While walking through a bookstore, new or used, I always stop and look for my favorite authors. I idle by their alphabetical presence and run my eyes hungrily over the spines of their books. I am always looking for first editions, or copies of works I do not possess. But sometimes I find a unique copy of a book I already own. If it speaks to me I will purchase it and bring it home to sit on the shelf with its cousins. I’ve ended up with four or five different versions of that same title. Is it a compulsion? No, it’s a conversation.
I can sometimes hear the voice of the book. It tells about the hidden history of hands holding it through time; maybe only one person…sometimes a dozen. Each finger, each thumb that held the pages open for salutation floats into my mind’s inner vision.
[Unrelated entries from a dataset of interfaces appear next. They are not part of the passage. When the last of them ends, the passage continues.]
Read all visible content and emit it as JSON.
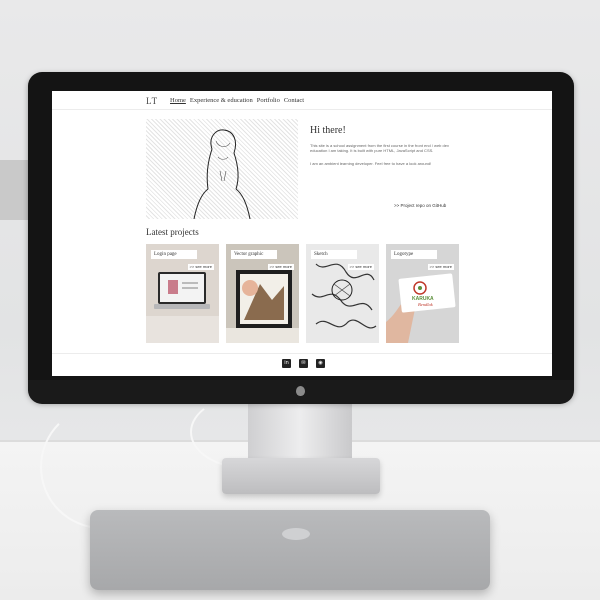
{
  "site": {
    "logo": "LT",
    "nav": [
      "Home",
      "Experience & education",
      "Portfolio",
      "Contact"
    ],
    "hero": {
      "heading": "Hi there!",
      "paragraph1": "This site is a school assignment from the first course in the front end / web dev education I am taking. It is built with pure HTML, JavaScript and CSS.",
      "paragraph2": "I am an ambient learning developer. Feel free to have a look around!",
      "repo_link": ">> Project repo on GitHub"
    },
    "latest_heading": "Latest projects",
    "projects": [
      {
        "title": "Login page",
        "more": ">> see more"
      },
      {
        "title": "Vector graphic",
        "more": ">> see more"
      },
      {
        "title": "Sketch",
        "more": ">> see more"
      },
      {
        "title": "Logotype",
        "more": ">> see more"
      }
    ],
    "social_icons": [
      "linkedin-icon",
      "mail-icon",
      "github-icon"
    ],
    "logotype_card_text": [
      "KARUKA",
      "Bendlak"
    ]
  },
  "colors": {
    "accent_green": "#5b8f3a",
    "accent_red": "#c0392b",
    "bezel": "#141414"
  }
}
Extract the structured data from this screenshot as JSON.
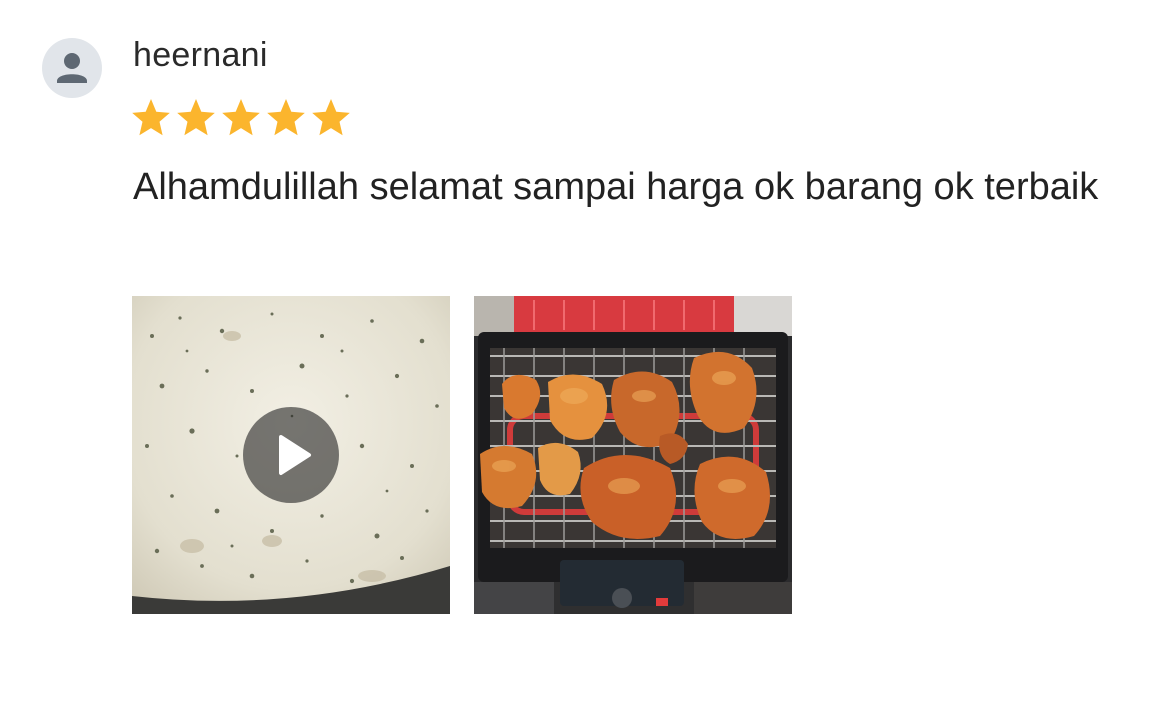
{
  "review": {
    "username": "heernani",
    "rating": 5,
    "rating_max": 5,
    "text": "Alhamdulillah selamat sampai harga ok barang ok terbaik",
    "media": [
      {
        "type": "video",
        "icon": "play-icon"
      },
      {
        "type": "photo"
      }
    ]
  },
  "colors": {
    "star": "#fbb52d",
    "avatar_bg": "#e1e5ea",
    "avatar_fg": "#5e6873"
  }
}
Young children, teenagers, elderly grandmas – they’ve all left some integral essence on the paper and horse-bone glue of the book. It talks about revelations eternal. It talks about scansion and presentation; it talks about late night binges and book club biddies talking rhetorical about semicolons. It talks of authorial eternities among righteous writers from all times, all civilizations.
I also hear the writer speak. Each time I open one of their books they briefly, for the time I am reading them, live again. A voice of someone long deceased (or maybe even living in a low rent apartment forgotten, akin to death) and they begin to talk to me, to tell me intricate stories woven from late nights and long airplane flights, from cross country Greyhounds run through desiccated sunburnt towns, discovering the endless variations on the essential dreamscapes of storytelling. They blow the smell of lattes in my face and echo the distant chatter of cafe couples as keyboard keys clack. I almost have to wash the ink off of my fingers from running my hands across their notepads as sentences form and new realities take shape.
I am a necromancer when Twain tells tales. Reading ‘A Connecticut Yankee’ or ‘Letters from the Earth’ causes him to appear ghostlike in this world, his white mustache twitching in desperate need of a cigar when no smoking is the rule of the day. Allen Ginsberg appears each time Howl is recited by curious and independent 16 year olds, he dances with glee when they discover his paeans to assholes, cocks, and ultimate freedom. The dandies, the denialists, the dreamweavers and thoughtpickers; the ancient voices salvaged from broken shards of cuneiform and papyrus, the dime novelists and the sci-fi strategist – come back to life like miraculous Lazarus and all so much more vibrant.
How wonderful it must be to be a name remembered. To be the writer of books that stand the test of time. To have life breathed into your ideas again and again. To be a voice calling from the pages of a book eternal as long as paper holds its molecular cohesion. As long as English is spoken. As long as eyes search for you hungrily on long shelves among a thousand others. These individual tomes tantalizing in their verbal glories begging for that fine and sweet amygdala response, where brains convert dashed off inky imprints into words to be pronounced in internal silence.
They say in so many various ways: “As long as words have meaning, I will too.”